At some point in my life I began to down play the importance of personal possessions.
Don’t get me wrong – I like to have nice stuff as much as the next person, and I’m certainly willing to put in the necessary work in order to attain them for myself and my family. Flat screen TVs and cars and houses and boats and vacations and on and on all cost money, and money is acquired through hard work. Having said that, I’ve been resistant to the standard that the accumulation of personal possessions is a barometer of success. After all, who’s the richer man: a guy who lives well within is means in a small two-bedroom house he owns outright, or the guy with a million dollar condo for which the mortgage payments barely suit his salary & net worth? Honestly, the answer probably depends on your perspective. But generally, I’ve found that the people who find contentment in what they have are usually also the happiest, no matter where their life’s collection of worldly possessions lands them in the scale of superficial social hierarchy.
The inspiration for this blog post comes from two things; a scene from the popular HBO series ‘True Blood‘, which is a drama in it’s sixth season about vampires coexisting in society with humans; and an incident that occurred just yesterday.
From the TV show, there is a scene during an episode from the latest season involving a yuppie-type young woman and Tara, a main character who had recently been turned into a vampire. During a heated exchange, she utters a line in a condescending manner to the effect of “Well. I don’t live in the past, Tara, I live in the present. In a four-bedroom house. With a BMW in the garage. So enjoy your little job, barkeep!” I don’t want to post spoilers, but suffice it to say Tara gets her bloody revenge.
Not my actual car – but close.

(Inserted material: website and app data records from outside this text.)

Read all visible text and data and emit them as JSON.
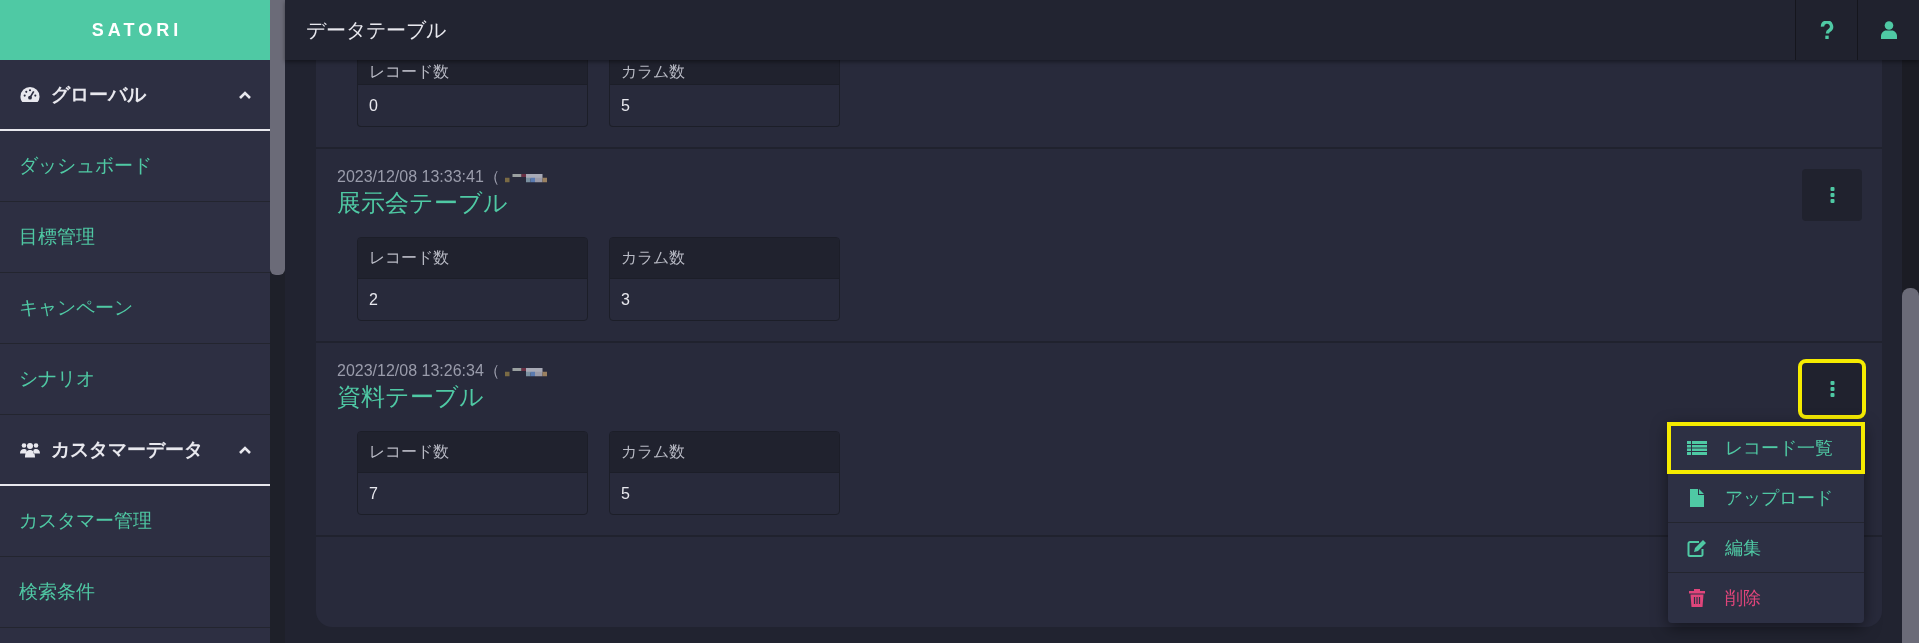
{
  "brand": "SATORI",
  "header": {
    "title": "データテーブル"
  },
  "sidebar": {
    "groups": [
      {
        "label": "グローバル",
        "expanded": true,
        "items": [
          {
            "label": "ダッシュボード"
          },
          {
            "label": "目標管理"
          },
          {
            "label": "キャンペーン"
          },
          {
            "label": "シナリオ"
          }
        ]
      },
      {
        "label": "カスタマーデータ",
        "expanded": true,
        "items": [
          {
            "label": "カスタマー管理"
          },
          {
            "label": "検索条件"
          }
        ]
      }
    ]
  },
  "tables": [
    {
      "stats": [
        {
          "label": "レコード数",
          "value": "0"
        },
        {
          "label": "カラム数",
          "value": "5"
        }
      ]
    },
    {
      "date": "2023/12/08 13:33:41（",
      "title": "展示会テーブル",
      "stats": [
        {
          "label": "レコード数",
          "value": "2"
        },
        {
          "label": "カラム数",
          "value": "3"
        }
      ],
      "menu_button": {
        "highlighted": false
      }
    },
    {
      "date": "2023/12/08 13:26:34（",
      "title": "資料テーブル",
      "stats": [
        {
          "label": "レコード数",
          "value": "7"
        },
        {
          "label": "カラム数",
          "value": "5"
        }
      ],
      "menu_button": {
        "highlighted": true
      },
      "menu": {
        "items": [
          {
            "label": "レコード一覧",
            "kind": "list",
            "highlighted": true
          },
          {
            "label": "アップロード",
            "kind": "upload",
            "highlighted": false
          },
          {
            "label": "編集",
            "kind": "edit",
            "highlighted": false
          },
          {
            "label": "削除",
            "kind": "delete",
            "highlighted": false
          }
        ]
      }
    }
  ]
}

I know I know. It’s just a TV show. But after watching that character boast in such a way – it immediately hit me that I live in a four-bedroom house and I own a BMW, which is parked in my garage as we speak. It was a strange realization to think that my possessions might define who I am as a person in the eyes of some people, even though I certainly don’t see things that way myself.
The other thing – that which occurred yesterday afternoon – also involves my car. I went to Meijer (a grocery/department store chain with about 200 stores throughout the Midwest) to stock up on supplies for an upcoming family vacation. Out of habit, I always park near a cart corral* so it’s easy to get rid of the cart and take off after unloading my purchases.
Well I came out of the store to find this dirty, banged-up Chevy Venture minivan parked cock-eyed, egregiously straddling the yellow-painted line on the asphalt – about three inches from the driver side of my car. There was literally about six feet of space between the driver side of the van and the car parked to its immediate left. While it’s possible that person is the world’s worst driver or is so large that they needed the extra yard of space to exit their vehicle, it’s probable they have passive-aggressive jealousy issues. While I can’t say for sure, I am presuming the latter is the more likely case.
I was irritated for sure, and I stood there in the parking lot for about 30 seconds after unloading my groceries undecided as to what to do. Just as I was crafting the perfect dialogue of insults in my mind for whenever this the idiot came out of the store, the driver of the car parked directly across from me appeared, unloaded her purchases and backed out of her parking spot, leaving me an easy escape route out of my predicament. Other than having to climb into my car through the passenger side, I really wasn’t inconvenienced at all.
*In case you’re unfamiliar, cart corrals are tubular structures placed throughout the parking lot for customers to leave their carts after they’re done with them.
As I drove away, a couple things occurred to me. I was still irritated – and more than a little perturbed that I didn’t get the chance to confront this person for their apparent act of passive-aggressive vitriol. But then I realized that simply getting in my car and driving away was the perfect revenge. They didn’t get the satisfaction of knowing how mad they’d made me, or how I felt like a nimrod as I climbed into my little sedan through the passenger door, or that I had to sit there and wait for someone else to show up so I could pull out safely. They came out to find an empty parking spot, since (unless they’re driving a Moped) no one would dare try to squeeze between their piece-of-shit van and the cart corral. I’ve known for a long time that living well is the best revenge, but I guess I needed a reminder.
The irony of all this is that I’m not rich – nor am I trying to present an image of being so. I didn’t buy the car as a status symbol – I bought it because I liked it and I wanted something relatively inexpensive that would hold it’s value. Did I mention that my BMW is 10 years old with over 100,000 miles on it? Did I mention that it wasn’t exactly new or even close to new when I bought it? Did I mention that my ‘four-bedroom house with a garage‘ is on a postage stamp sized piece of property in the city? These are all things that I am happy with for now – but I will upgrade them eventually through hard work.
It’s sad really – I like to think that the vast majority of people I encounter would agree that I tend to treat people well consistently regardless of their perceived social-economic status. But I guess there will always be jealous people. I don’t intentionally put myself above others and I usually am quite polite. Aside from the respect you usually receive from people when you give it first, you never know who might just turn out to be an ally. Plus, no one wants to get eaten by a vampire. So there’s that, too.